"""

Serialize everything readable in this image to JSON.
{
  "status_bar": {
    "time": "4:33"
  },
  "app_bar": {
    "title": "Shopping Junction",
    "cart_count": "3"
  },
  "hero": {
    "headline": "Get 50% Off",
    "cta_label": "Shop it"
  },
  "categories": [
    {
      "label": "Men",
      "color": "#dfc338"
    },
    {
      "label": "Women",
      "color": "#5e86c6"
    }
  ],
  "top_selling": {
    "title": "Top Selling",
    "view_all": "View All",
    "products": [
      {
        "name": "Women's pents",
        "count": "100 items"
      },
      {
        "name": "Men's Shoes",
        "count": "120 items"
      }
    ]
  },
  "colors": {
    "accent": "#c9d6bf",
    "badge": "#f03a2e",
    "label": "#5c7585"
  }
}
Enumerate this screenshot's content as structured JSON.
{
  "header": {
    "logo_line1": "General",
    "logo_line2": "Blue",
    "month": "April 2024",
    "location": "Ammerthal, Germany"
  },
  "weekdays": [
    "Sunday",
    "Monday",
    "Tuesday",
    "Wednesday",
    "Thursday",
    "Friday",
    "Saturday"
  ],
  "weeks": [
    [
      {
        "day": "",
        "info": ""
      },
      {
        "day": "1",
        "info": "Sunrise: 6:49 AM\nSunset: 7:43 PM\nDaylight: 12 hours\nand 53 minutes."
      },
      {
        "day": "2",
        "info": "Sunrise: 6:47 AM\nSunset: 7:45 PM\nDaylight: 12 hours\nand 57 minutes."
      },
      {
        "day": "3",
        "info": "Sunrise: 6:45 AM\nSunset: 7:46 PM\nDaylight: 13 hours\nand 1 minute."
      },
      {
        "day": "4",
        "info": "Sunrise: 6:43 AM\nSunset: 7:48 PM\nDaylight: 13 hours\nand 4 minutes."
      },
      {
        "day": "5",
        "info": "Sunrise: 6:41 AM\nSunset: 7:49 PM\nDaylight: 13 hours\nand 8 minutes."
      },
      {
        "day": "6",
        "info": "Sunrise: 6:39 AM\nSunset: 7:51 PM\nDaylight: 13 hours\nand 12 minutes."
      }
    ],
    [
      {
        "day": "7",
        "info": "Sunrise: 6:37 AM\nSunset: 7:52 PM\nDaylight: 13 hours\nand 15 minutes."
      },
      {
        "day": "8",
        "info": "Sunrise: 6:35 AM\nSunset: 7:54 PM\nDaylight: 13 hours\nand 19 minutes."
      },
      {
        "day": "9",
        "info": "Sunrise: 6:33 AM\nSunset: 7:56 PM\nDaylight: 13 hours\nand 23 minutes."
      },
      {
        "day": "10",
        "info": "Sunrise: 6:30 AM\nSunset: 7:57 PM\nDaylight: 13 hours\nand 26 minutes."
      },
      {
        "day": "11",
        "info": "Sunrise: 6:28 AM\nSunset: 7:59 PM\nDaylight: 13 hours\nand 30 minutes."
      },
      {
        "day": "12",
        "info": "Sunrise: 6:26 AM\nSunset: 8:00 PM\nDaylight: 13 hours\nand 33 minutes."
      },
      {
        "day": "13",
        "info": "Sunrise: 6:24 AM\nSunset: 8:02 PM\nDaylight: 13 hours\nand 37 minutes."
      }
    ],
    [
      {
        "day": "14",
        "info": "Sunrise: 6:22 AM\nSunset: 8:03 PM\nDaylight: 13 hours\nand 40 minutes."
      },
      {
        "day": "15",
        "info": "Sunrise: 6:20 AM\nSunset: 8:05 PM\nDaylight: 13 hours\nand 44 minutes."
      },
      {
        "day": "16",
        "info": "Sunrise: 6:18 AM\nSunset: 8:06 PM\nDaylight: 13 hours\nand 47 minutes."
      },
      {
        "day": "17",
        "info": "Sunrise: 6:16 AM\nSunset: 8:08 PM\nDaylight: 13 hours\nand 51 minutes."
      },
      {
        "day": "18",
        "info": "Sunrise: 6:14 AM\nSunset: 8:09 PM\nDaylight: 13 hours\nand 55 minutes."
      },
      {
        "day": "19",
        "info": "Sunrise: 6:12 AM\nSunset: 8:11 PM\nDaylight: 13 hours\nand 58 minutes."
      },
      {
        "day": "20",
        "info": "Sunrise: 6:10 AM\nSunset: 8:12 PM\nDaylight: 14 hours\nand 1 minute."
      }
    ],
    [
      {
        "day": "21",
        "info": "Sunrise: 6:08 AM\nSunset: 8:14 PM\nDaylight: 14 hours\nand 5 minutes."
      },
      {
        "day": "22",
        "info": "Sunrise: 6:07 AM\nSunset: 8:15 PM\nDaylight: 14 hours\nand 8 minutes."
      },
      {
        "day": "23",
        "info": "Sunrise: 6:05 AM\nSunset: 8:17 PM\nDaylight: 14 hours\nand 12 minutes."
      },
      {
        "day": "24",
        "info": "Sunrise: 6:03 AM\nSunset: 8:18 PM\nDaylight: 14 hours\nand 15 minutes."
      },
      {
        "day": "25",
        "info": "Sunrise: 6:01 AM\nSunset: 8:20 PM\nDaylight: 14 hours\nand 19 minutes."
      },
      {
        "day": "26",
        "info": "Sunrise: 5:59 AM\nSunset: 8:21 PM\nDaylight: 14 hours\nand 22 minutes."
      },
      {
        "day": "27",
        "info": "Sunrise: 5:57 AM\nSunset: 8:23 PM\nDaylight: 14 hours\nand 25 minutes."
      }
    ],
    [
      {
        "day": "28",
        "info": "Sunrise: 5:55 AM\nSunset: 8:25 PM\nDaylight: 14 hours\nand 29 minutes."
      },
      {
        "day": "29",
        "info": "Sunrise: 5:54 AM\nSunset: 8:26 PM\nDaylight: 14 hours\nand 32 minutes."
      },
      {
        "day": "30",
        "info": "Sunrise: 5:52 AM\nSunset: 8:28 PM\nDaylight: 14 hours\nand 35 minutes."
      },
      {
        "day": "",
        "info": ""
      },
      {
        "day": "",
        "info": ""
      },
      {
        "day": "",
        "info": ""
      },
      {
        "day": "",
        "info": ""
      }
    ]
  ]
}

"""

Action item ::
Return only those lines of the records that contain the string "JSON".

Written solution ::
Serialize everything readable in this image to JSON.
Enumerate this screenshot's content as structured JSON.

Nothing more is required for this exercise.